What to Do for a Hot Spot on a Chow Chow

The chow chow's thick coat is a haven for hot spots.

The chow chow's thick coat is a haven for hot spots.

Acral lick dermatitis, commonly known as hot spots, are common skin infections in chow chows. Their full, fluffy coat traps moisture against the skin, which may lead to hot spots. Treating them should be done under close veterinary supervision.

Schedule your dog for a veterinary exam. Hot spots are a result of a variety of conditions, including allergies, fleas, mites and bacterial infections. The thick coat of the chow chow makes it difficult to treat hot spots, and your vet will likely shave the area around the spot to allow the skin to breathe. He will also perform a skin scraping to determine the cause.

Fit the dog with an Elizabethan collar. These cone-shaped collars prevent the dog from licking and scratching hot spots. Look for a collar with a rubber comfort strip to protect your chow chow’s thick coat.

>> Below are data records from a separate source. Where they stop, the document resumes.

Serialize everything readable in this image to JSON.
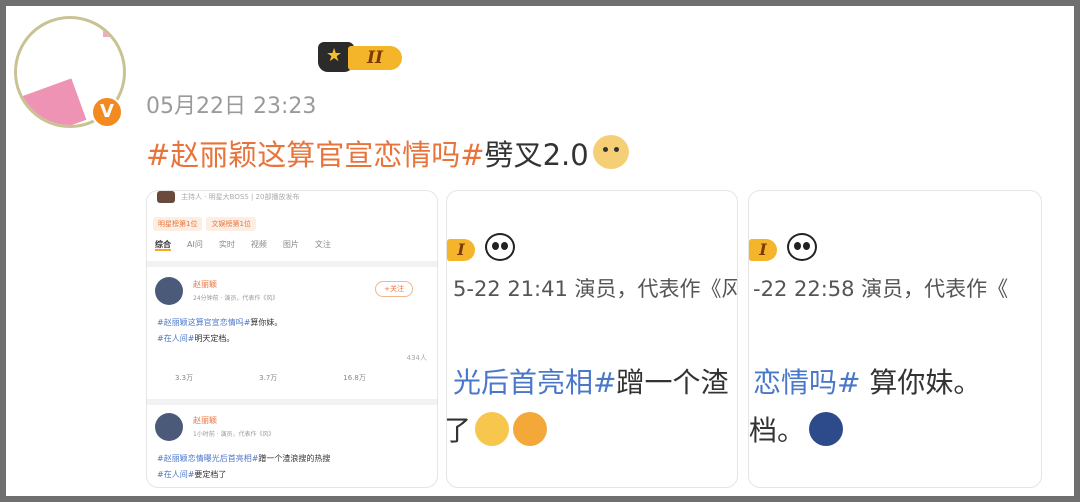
{
  "post": {
    "level_badge": "II",
    "timestamp": "05月22日 23:23",
    "hashtag": "#赵丽颖这算官宣恋情吗#",
    "text": "劈叉2.0",
    "verified_badge": "V"
  },
  "colors": {
    "accent": "#e8743b",
    "link": "#4a77c9",
    "badge": "#f5b52a"
  },
  "thumb1": {
    "top_meta": "主持人 · 明星大BOSS | 20部播放发布",
    "chips": [
      "明星榜第1位",
      "文娱榜第1位"
    ],
    "tabs": [
      "综合",
      "AI问",
      "实时",
      "视频",
      "图片",
      "文注"
    ],
    "posts": [
      {
        "name": "赵丽颖",
        "meta": "24分钟前 · 演员，代表作《风》",
        "follow": "+关注",
        "line1_tag": "#赵丽颖这算官宣恋情吗#",
        "line1_text": "算你妹。",
        "line2_tag": "#在人间#",
        "line2_text": "明天定档。",
        "views": "434人",
        "reposts": "3.3万",
        "comments": "3.7万",
        "likes": "16.8万"
      },
      {
        "name": "赵丽颖",
        "meta": "1小时前 · 演员，代表作《风》",
        "line1_tag": "#赵丽颖恋情曝光后首亮相#",
        "line1_text": "蹭一个渣浪搜的热搜",
        "line2_tag": "#在人间#",
        "line2_text": "要定档了"
      }
    ]
  },
  "thumb2": {
    "badge": "I",
    "meta": "5-22 21:41  演员，代表作《风",
    "post_tag": "光后首亮相#",
    "post_text": "蹭一个渣",
    "line2": "了"
  },
  "thumb3": {
    "badge": "I",
    "meta": "-22 22:58  演员，代表作《",
    "post_tag": "恋情吗#",
    "post_text": " 算你妹。",
    "line2": "档。"
  }
}
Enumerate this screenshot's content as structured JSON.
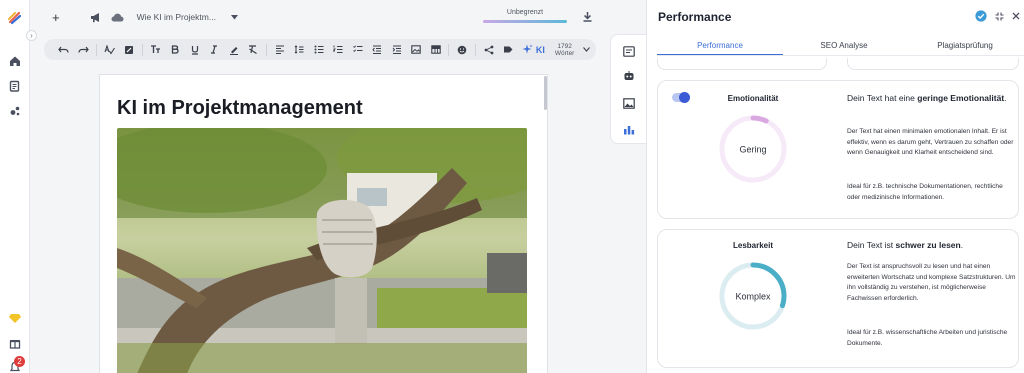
{
  "topbar": {
    "add_label": "+",
    "doc_name": "Wie KI im Projektm...",
    "usage_label": "Unbegrenzt"
  },
  "toolbar": {
    "ki_label": "KI",
    "word_count": "1792",
    "word_unit": "Wörter"
  },
  "rail": {
    "notification_count": "2"
  },
  "document": {
    "title": "KI im Projektmanagement"
  },
  "panel": {
    "title": "Performance",
    "tabs": [
      {
        "label": "Performance",
        "active": true
      },
      {
        "label": "SEO Analyse",
        "active": false
      },
      {
        "label": "Plagiatsprüfung",
        "active": false
      }
    ],
    "emotion": {
      "title": "Emotionalität",
      "ring_label": "Gering",
      "ring_level": 0.07,
      "head_prefix": "Dein Text hat eine ",
      "head_bold": "geringe Emotionalität",
      "head_suffix": ".",
      "para1": "Der Text hat einen minimalen emotionalen Inhalt. Er ist effektiv, wenn es darum geht, Vertrauen zu schaffen oder wenn Genauigkeit und Klarheit entscheidend sind.",
      "para2": "Ideal für z.B. technische Dokumentationen, rechtliche oder medizinische Informationen."
    },
    "readability": {
      "title": "Lesbarkeit",
      "ring_label": "Komplex",
      "ring_level": 0.3,
      "head_prefix": "Dein Text ist ",
      "head_bold": "schwer zu lesen",
      "head_suffix": ".",
      "para1": "Der Text ist anspruchsvoll zu lesen und hat einen erweiterten Wortschatz und komplexe Satzstrukturen. Um ihn vollständig zu verstehen, ist möglicherweise Fachwissen erforderlich.",
      "para2": "Ideal für z.B. wissenschaftliche Arbeiten und juristische Dokumente."
    }
  },
  "colors": {
    "accent": "#3d6fd8",
    "emotion_ring": "#d9a8e0",
    "emotion_track": "#f6e9f8",
    "readability_ring": "#4aaec6",
    "readability_track": "#dcedf2",
    "badge": "#e03c3c"
  }
}
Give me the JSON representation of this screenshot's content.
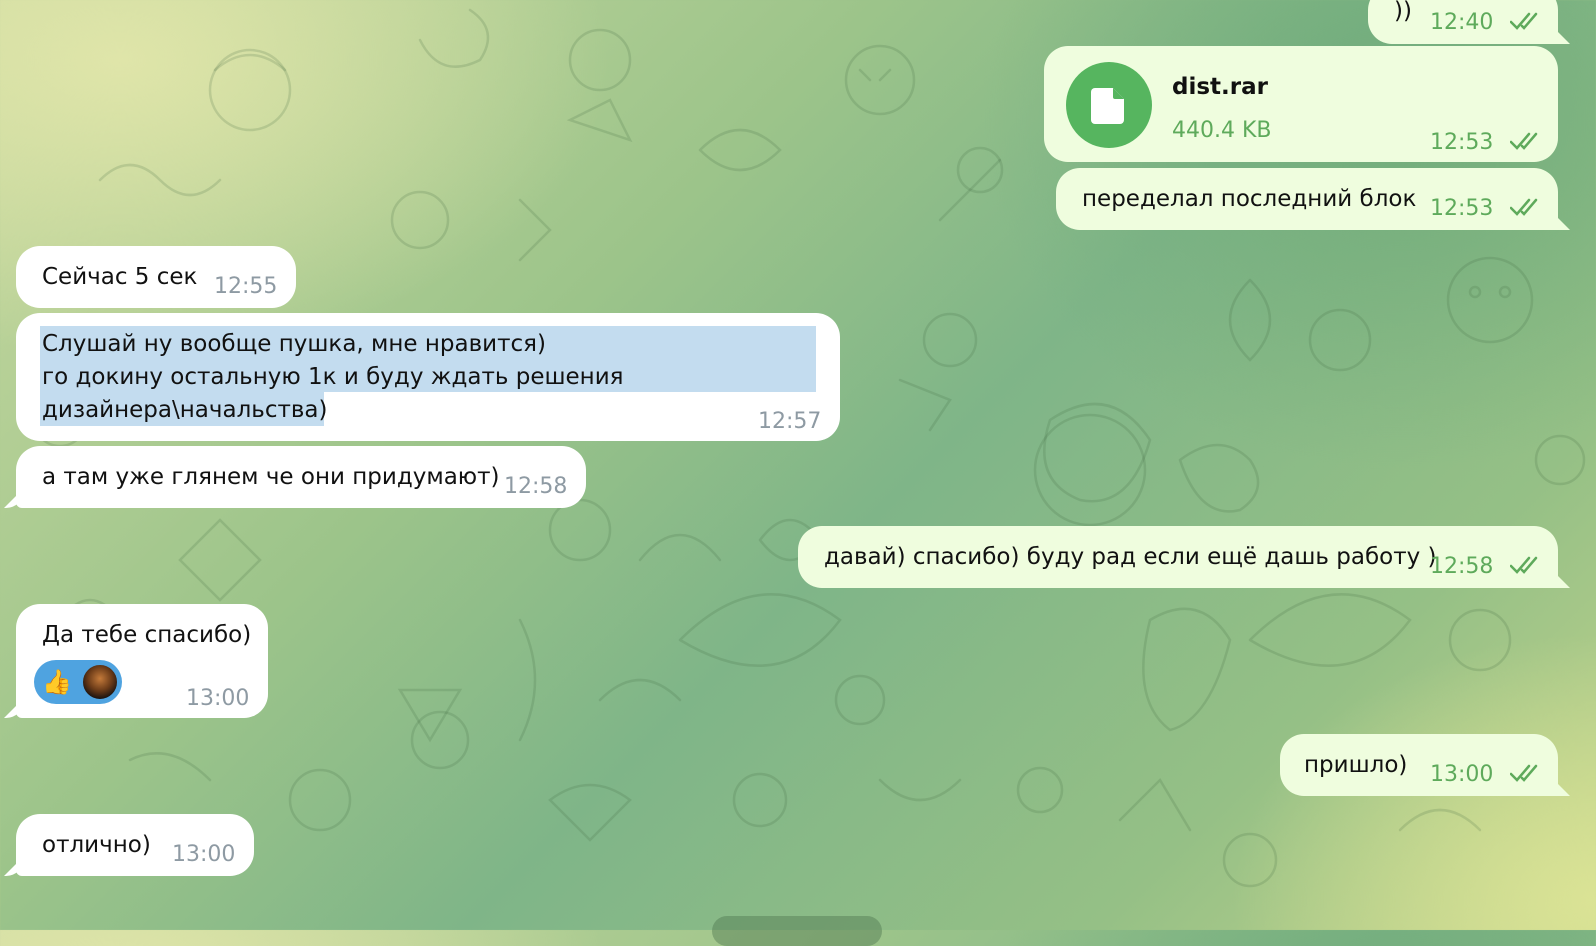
{
  "messages": [
    {
      "id": "m1",
      "side": "out",
      "text": "))",
      "time": "12:40",
      "read": true
    },
    {
      "id": "m2",
      "side": "out",
      "type": "file",
      "file_name": "dist.rar",
      "file_size": "440.4 KB",
      "time": "12:53",
      "read": true
    },
    {
      "id": "m3",
      "side": "out",
      "text": "переделал последний блок",
      "time": "12:53",
      "read": true
    },
    {
      "id": "m4",
      "side": "in",
      "text": "Сейчас 5 сек",
      "time": "12:55"
    },
    {
      "id": "m5",
      "side": "in",
      "lines": [
        "Слушай ну вообще пушка, мне нравится)",
        "го докину остальную 1к и буду ждать решения",
        "дизайнера\\начальства)"
      ],
      "time": "12:57",
      "selected": true
    },
    {
      "id": "m6",
      "side": "in",
      "text": "а там уже глянем че они придумают)",
      "time": "12:58"
    },
    {
      "id": "m7",
      "side": "out",
      "text": "давай) спасибо) буду рад если ещё дашь работу )",
      "time": "12:58",
      "read": true
    },
    {
      "id": "m8",
      "side": "in",
      "text": "Да тебе спасибо)",
      "time": "13:00",
      "reaction": {
        "emoji": "👍",
        "icon": "reactor-avatar"
      }
    },
    {
      "id": "m9",
      "side": "out",
      "text": "пришло)",
      "time": "13:00",
      "read": true
    },
    {
      "id": "m10",
      "side": "in",
      "text": "отлично)",
      "time": "13:00"
    }
  ],
  "colors": {
    "incoming_bubble": "#ffffff",
    "outgoing_bubble": "#effdde",
    "outgoing_time": "#5eaa5b",
    "file_icon": "#56b55f",
    "selection": "#c3dcef",
    "reaction": "#4fa3e0"
  }
}
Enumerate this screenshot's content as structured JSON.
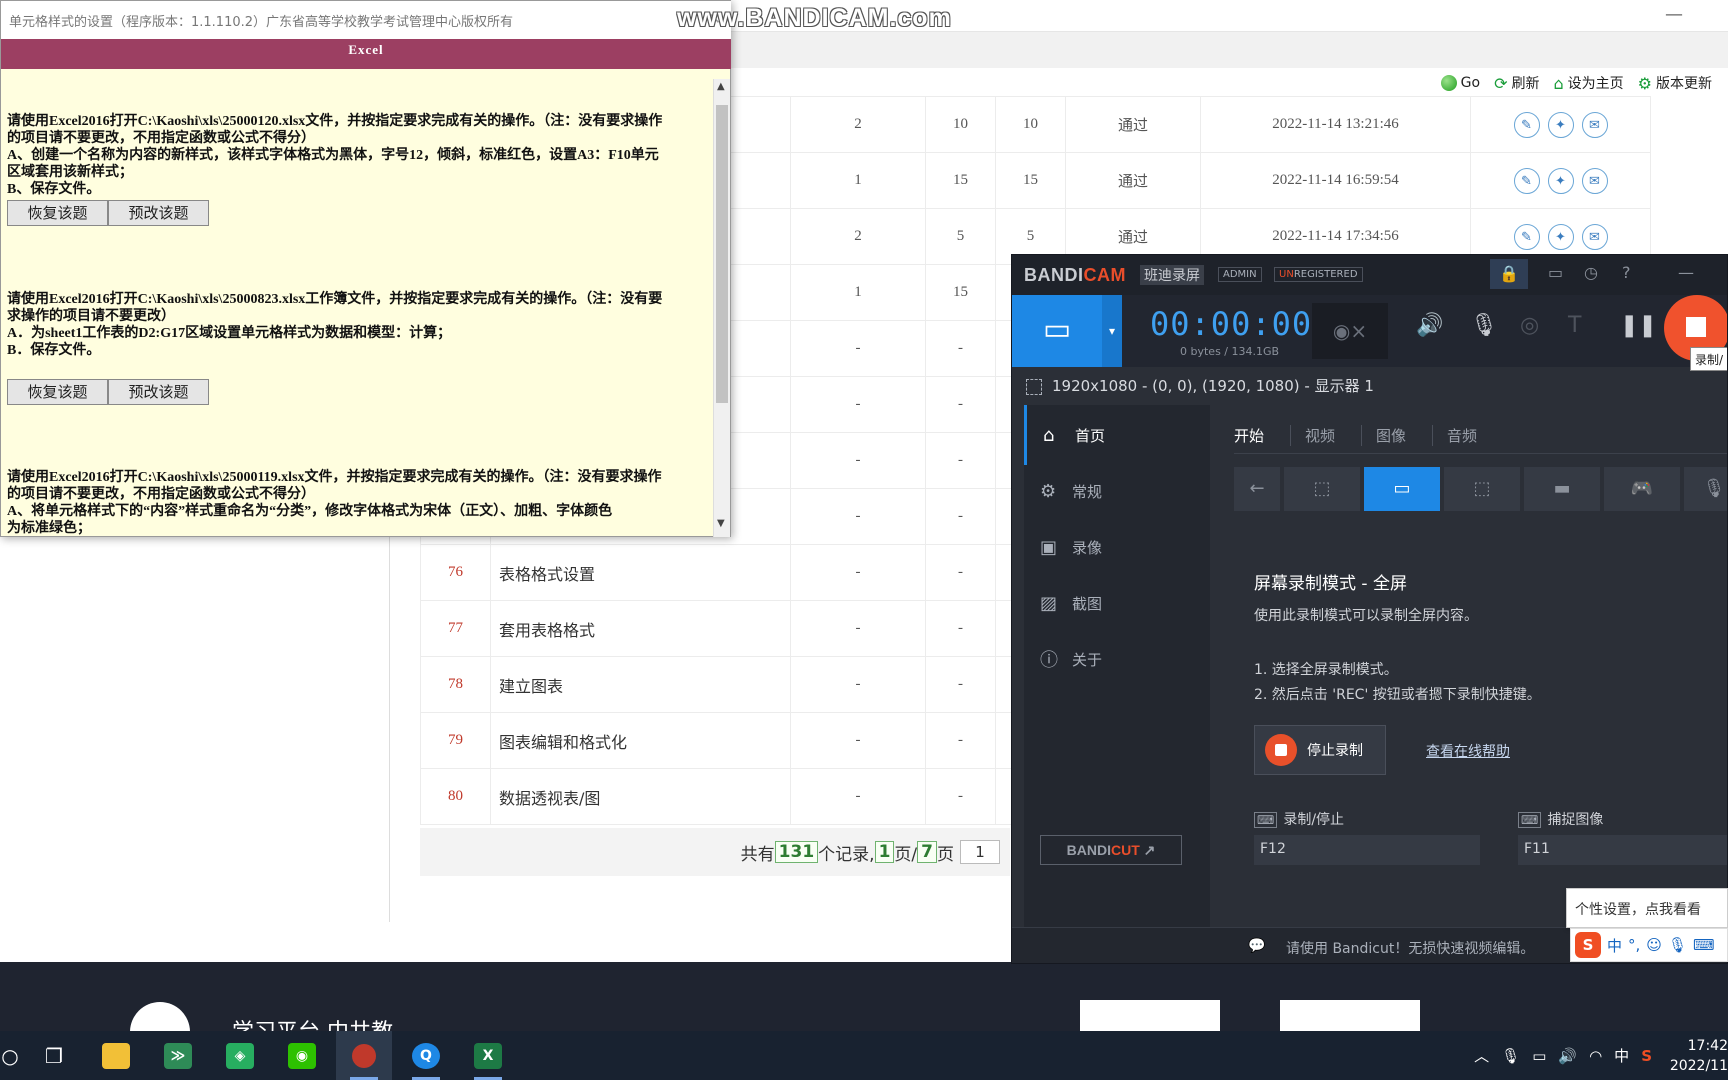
{
  "watermark": "www.BANDICAM.com",
  "background": {
    "minimize": "—",
    "toolbar": [
      {
        "icon": "green-dot-icon",
        "label": "Go"
      },
      {
        "icon": "refresh-icon",
        "label": "刷新"
      },
      {
        "icon": "home-icon",
        "label": "设为主页"
      },
      {
        "icon": "gear-icon",
        "label": "版本更新"
      }
    ],
    "table_rows": [
      {
        "num": "",
        "title": "",
        "a": "2",
        "b": "10",
        "c": "10",
        "status": "通过",
        "time": "2022-11-14 13:21:46",
        "actions": true
      },
      {
        "num": "",
        "title": "",
        "a": "1",
        "b": "15",
        "c": "15",
        "status": "通过",
        "time": "2022-11-14 16:59:54",
        "actions": true
      },
      {
        "num": "",
        "title": "",
        "a": "2",
        "b": "5",
        "c": "5",
        "status": "通过",
        "time": "2022-11-14 17:34:56",
        "actions": true
      },
      {
        "num": "",
        "title": "",
        "a": "1",
        "b": "15",
        "c": "",
        "status": "",
        "time": "",
        "actions": false
      },
      {
        "num": "",
        "title": "",
        "a": "-",
        "b": "-",
        "c": "",
        "status": "",
        "time": "",
        "actions": false
      },
      {
        "num": "",
        "title": "",
        "a": "-",
        "b": "-",
        "c": "",
        "status": "",
        "time": "",
        "actions": false
      },
      {
        "num": "",
        "title": "",
        "a": "-",
        "b": "-",
        "c": "",
        "status": "",
        "time": "",
        "actions": false
      },
      {
        "num": "",
        "title": "",
        "a": "-",
        "b": "-",
        "c": "",
        "status": "",
        "time": "",
        "actions": false
      },
      {
        "num": "76",
        "title": "表格格式设置",
        "a": "-",
        "b": "-",
        "c": "",
        "status": "",
        "time": "",
        "actions": false
      },
      {
        "num": "77",
        "title": "套用表格格式",
        "a": "-",
        "b": "-",
        "c": "",
        "status": "",
        "time": "",
        "actions": false
      },
      {
        "num": "78",
        "title": "建立图表",
        "a": "-",
        "b": "-",
        "c": "",
        "status": "",
        "time": "",
        "actions": false
      },
      {
        "num": "79",
        "title": "图表编辑和格式化",
        "a": "-",
        "b": "-",
        "c": "",
        "status": "",
        "time": "",
        "actions": false
      },
      {
        "num": "80",
        "title": "数据透视表/图",
        "a": "-",
        "b": "-",
        "c": "",
        "status": "",
        "time": "",
        "actions": false
      }
    ],
    "pager": {
      "prefix": "共有",
      "total": "131",
      "records": "个记录,",
      "page": "1",
      "slash": "页/",
      "pages": "7",
      "suffix": "页",
      "input": "1"
    },
    "footer_text": "学习平台  中共教"
  },
  "dialog": {
    "title": "单元格样式的设置（程序版本：1.1.110.2）广东省高等学校教学考试管理中心版权所有",
    "close": "✕",
    "band": "Excel",
    "questions": [
      {
        "lines": [
          "请使用Excel2016打开C:\\Kaoshi\\xls\\25000120.xlsx文件，并按指定要求完成有关的操作。（注：没有要求操作",
          "的项目请不要更改，不用指定函数或公式不得分）",
          "A、创建一个名称为内容的新样式，该样式字体格式为黑体，字号12，倾斜，标准红色，设置A3：F10单元",
          "区域套用该新样式；",
          "B、保存文件。"
        ],
        "restore": "恢复该题",
        "revise": "预改该题"
      },
      {
        "lines": [
          "请使用Excel2016打开C:\\Kaoshi\\xls\\25000823.xlsx工作簿文件，并按指定要求完成有关的操作。（注：没有要",
          "求操作的项目请不要更改）",
          "A．为sheet1工作表的D2:G17区域设置单元格样式为数据和模型：计算；",
          "B．保存文件。"
        ],
        "restore": "恢复该题",
        "revise": "预改该题"
      },
      {
        "lines": [
          "请使用Excel2016打开C:\\Kaoshi\\xls\\25000119.xlsx文件，并按指定要求完成有关的操作。（注：没有要求操作",
          "的项目请不要更改，不用指定函数或公式不得分）",
          "A、将单元格样式下的“内容”样式重命名为“分类”，修改字体格式为宋体（正文）、加粗、字体颜色",
          "为标准绿色；"
        ]
      }
    ]
  },
  "bandicam": {
    "logo_a": "BANDI",
    "logo_b": "CAM",
    "cn_name": "班迪录屏",
    "tag_admin": "ADMIN",
    "tag_un": "UN",
    "tag_registered": "REGISTERED",
    "timer": "00:00:00",
    "size": "0 bytes / 134.1GB",
    "rec_tip": "录制/",
    "target": "1920x1080 - (0, 0), (1920, 1080) - 显示器 1",
    "nav": [
      "首页",
      "常规",
      "录像",
      "截图",
      "关于"
    ],
    "tabs": [
      "开始",
      "视频",
      "图像",
      "音频"
    ],
    "mode_title": "屏幕录制模式 - 全屏",
    "mode_desc": "使用此录制模式可以录制全屏内容。",
    "step1": "1. 选择全屏录制模式。",
    "step2": "2. 然后点击 'REC' 按钮或者摁下录制快捷键。",
    "stop_label": "停止录制",
    "help_link": "查看在线帮助",
    "hotkey1_label": "录制/停止",
    "hotkey1_value": "F12",
    "hotkey2_label": "捕捉图像",
    "hotkey2_value": "F11",
    "bandicut_a": "BANDI",
    "bandicut_b": "CUT",
    "status": "请使用 Bandicut！无损快速视频编辑。"
  },
  "tooltip": "个性设置，点我看看",
  "ime": {
    "lang": "中",
    "punct": "°,"
  },
  "taskbar": {
    "tray_lang": "中",
    "time": "17:42",
    "date": "2022/11"
  }
}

Wash the hot spot every day with medicated shampoo. Chows have sensitive skin, and medicated shampoo will clean off scaling and crusty flakes around the hot spot without causing further irritation. Wet the hot spot with warm water and add a dollop of soap to the spot. Don’t rub the hot spot; dab it gently with a washcloth to distribute the soap and rinse clean. Blot the spot with a dry cloth until the skin is completely dry.

Apply a topical cream to the spot as directed by your veterinarian. Dab the cream all over the spot with a clean fingertip. If the vet prescribed antibiotics, administer them according to the package directions.

Items you will need

  • Elizabethan collar
  • Medicated soap
  • Washcloth
  • Topical cream

Tip

  • If the hair begins to grow back before the hot spot disappears, take the dog to a groomer and have the spot shaved. The shorter the hair around the hot spot, the easier it is to wash and medicate.
 

About the Author

Louise Lawson has been a published author and editor for more than 10 years. Lawson specializes in pet and food-related articles, utilizing her 15 years as a sous chef and as a dog breeder, handler and trainer to produce pieces for online and print publications.

Photo Credits

  • black/blue tongued chow chow image by Scrivener from Fotolia.com